╔══

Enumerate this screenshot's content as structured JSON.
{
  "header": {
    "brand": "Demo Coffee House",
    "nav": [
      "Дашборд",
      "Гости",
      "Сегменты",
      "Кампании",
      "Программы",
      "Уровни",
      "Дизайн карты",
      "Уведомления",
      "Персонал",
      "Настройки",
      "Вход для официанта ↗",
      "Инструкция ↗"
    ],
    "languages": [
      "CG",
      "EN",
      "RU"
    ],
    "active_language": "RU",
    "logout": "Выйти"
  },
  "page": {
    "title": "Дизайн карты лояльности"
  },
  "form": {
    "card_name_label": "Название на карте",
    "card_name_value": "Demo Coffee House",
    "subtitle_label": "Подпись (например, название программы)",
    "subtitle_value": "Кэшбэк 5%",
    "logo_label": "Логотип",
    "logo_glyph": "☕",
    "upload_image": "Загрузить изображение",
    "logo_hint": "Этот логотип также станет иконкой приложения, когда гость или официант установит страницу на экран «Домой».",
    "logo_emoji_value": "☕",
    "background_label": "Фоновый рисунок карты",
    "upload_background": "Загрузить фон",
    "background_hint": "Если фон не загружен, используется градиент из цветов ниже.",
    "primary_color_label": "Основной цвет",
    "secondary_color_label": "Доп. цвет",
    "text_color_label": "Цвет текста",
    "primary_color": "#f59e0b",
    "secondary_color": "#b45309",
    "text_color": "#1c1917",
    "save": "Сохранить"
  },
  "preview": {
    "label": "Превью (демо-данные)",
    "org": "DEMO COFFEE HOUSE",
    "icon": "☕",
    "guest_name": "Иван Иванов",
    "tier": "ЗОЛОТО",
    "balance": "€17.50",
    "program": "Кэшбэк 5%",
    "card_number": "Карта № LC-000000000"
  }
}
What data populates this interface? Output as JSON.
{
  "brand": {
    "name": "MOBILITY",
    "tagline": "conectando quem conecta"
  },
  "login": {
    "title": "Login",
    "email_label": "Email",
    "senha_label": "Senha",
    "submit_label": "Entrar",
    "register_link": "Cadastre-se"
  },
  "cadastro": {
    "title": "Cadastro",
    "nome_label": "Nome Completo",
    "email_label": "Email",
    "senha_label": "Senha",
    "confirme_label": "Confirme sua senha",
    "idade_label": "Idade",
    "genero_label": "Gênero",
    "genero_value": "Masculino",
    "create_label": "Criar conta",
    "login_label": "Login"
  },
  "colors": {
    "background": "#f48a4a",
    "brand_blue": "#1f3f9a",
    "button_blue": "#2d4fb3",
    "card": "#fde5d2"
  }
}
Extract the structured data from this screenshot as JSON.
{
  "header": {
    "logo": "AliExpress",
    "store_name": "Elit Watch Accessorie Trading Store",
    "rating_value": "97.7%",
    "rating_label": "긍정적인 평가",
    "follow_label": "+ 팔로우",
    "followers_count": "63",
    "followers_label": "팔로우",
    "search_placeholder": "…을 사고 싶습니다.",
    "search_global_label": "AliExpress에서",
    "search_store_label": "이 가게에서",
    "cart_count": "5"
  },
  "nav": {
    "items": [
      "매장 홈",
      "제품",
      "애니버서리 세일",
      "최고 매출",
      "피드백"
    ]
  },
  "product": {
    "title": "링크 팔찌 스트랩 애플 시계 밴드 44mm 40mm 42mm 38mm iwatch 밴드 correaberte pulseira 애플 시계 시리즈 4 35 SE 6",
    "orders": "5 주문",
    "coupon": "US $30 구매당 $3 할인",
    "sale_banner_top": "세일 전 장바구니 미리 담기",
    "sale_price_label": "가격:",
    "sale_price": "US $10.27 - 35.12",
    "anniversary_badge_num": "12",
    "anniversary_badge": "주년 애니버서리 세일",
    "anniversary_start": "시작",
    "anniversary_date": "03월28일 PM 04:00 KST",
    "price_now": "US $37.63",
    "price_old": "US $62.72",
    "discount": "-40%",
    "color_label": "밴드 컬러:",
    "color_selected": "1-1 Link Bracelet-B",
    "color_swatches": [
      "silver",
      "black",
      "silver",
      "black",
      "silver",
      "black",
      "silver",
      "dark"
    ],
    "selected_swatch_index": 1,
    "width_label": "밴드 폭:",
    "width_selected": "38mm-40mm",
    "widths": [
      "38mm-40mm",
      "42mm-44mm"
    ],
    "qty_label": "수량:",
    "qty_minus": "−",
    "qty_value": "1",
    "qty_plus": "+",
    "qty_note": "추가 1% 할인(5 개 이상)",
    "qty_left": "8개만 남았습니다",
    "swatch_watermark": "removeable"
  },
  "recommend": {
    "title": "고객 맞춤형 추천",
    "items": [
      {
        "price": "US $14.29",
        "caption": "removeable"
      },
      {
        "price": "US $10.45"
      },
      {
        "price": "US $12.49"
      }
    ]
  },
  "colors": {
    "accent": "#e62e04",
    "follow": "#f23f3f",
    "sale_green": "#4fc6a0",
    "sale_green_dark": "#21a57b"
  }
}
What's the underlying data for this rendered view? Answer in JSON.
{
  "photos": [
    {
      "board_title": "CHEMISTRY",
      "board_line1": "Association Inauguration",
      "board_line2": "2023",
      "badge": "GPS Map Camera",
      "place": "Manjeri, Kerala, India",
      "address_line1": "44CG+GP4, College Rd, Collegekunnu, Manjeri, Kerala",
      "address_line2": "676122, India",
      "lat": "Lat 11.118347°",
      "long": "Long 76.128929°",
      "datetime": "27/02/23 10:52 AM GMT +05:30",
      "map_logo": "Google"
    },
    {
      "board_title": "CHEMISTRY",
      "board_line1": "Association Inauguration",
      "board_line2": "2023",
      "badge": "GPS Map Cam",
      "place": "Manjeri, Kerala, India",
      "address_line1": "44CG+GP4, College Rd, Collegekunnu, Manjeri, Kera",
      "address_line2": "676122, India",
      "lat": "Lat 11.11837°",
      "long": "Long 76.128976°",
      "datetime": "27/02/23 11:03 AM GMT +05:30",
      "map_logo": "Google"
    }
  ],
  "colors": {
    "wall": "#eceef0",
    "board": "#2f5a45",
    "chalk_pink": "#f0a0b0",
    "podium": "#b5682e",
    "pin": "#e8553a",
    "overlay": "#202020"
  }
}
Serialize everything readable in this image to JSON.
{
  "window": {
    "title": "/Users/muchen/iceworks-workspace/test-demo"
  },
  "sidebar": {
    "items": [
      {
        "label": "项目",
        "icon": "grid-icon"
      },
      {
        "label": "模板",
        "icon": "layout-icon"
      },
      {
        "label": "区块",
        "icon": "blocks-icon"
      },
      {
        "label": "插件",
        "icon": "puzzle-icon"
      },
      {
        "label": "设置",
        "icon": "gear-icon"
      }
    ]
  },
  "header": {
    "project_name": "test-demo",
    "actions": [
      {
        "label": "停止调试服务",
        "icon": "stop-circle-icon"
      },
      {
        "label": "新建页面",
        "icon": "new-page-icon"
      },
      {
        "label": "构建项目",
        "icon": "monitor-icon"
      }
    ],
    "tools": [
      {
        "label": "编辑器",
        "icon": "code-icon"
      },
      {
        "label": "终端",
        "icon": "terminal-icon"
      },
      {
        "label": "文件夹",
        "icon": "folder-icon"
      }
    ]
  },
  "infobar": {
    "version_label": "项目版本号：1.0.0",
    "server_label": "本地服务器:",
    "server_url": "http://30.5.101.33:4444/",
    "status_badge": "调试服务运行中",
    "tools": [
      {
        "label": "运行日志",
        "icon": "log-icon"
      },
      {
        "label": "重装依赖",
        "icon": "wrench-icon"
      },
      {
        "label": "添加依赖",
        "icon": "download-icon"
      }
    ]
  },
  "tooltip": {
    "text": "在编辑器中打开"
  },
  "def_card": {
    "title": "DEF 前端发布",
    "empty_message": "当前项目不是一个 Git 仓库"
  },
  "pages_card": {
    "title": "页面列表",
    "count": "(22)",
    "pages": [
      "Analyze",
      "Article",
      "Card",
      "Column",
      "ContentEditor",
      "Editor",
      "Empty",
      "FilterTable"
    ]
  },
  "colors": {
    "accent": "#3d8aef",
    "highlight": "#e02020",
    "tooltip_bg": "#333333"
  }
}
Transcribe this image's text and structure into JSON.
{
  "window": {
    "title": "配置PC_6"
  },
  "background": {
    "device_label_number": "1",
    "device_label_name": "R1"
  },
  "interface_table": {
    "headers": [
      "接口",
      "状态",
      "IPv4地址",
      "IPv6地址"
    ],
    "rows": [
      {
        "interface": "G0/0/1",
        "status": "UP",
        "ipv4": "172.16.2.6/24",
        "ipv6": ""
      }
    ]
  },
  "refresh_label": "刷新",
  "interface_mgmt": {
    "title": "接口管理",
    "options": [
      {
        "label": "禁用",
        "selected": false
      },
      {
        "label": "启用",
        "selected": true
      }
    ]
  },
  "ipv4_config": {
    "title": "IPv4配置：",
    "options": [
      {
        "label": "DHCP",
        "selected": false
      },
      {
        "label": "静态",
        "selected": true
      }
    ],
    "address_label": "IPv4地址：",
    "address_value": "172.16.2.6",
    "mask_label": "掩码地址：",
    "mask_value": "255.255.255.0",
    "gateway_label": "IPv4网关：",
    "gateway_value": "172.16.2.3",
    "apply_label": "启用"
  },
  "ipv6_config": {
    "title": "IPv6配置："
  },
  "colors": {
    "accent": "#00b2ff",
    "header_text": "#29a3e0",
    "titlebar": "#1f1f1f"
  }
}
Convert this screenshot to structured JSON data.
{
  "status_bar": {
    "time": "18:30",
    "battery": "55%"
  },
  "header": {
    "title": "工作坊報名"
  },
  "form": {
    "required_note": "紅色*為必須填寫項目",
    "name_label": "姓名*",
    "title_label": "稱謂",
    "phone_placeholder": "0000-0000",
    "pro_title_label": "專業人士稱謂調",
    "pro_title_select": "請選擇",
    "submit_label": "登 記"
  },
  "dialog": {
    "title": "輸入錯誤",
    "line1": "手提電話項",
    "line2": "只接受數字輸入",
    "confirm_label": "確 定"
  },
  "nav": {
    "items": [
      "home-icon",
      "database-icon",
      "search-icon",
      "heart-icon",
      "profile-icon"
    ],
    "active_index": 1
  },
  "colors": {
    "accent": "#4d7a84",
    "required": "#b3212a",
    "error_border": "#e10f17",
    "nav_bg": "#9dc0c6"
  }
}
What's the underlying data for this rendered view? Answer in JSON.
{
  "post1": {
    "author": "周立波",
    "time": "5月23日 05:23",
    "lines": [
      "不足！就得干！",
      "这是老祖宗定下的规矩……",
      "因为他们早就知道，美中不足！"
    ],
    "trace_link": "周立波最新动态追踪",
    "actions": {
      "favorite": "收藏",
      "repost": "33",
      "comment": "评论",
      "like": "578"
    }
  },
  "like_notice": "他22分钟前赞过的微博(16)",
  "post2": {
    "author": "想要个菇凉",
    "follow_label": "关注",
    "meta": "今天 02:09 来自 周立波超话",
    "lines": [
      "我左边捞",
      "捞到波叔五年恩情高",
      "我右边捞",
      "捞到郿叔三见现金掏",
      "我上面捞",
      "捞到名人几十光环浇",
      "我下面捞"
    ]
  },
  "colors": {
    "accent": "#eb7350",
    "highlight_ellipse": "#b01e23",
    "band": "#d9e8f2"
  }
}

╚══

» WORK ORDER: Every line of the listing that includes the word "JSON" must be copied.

» RESPONSE TO THIS EXERCISE:
Enumerate this screenshot's content as structured JSON.
What data populates this interface? Output as JSON.
Extract the structured data from this screenshot as JSON.
What's the underlying data for this rendered view? Answer in JSON.
Serialize everything readable in this image to JSON.
Transcribe this image's text and structure into JSON.
Convert this screenshot to structured JSON data.
What's the underlying data for this rendered view? Answer in JSON.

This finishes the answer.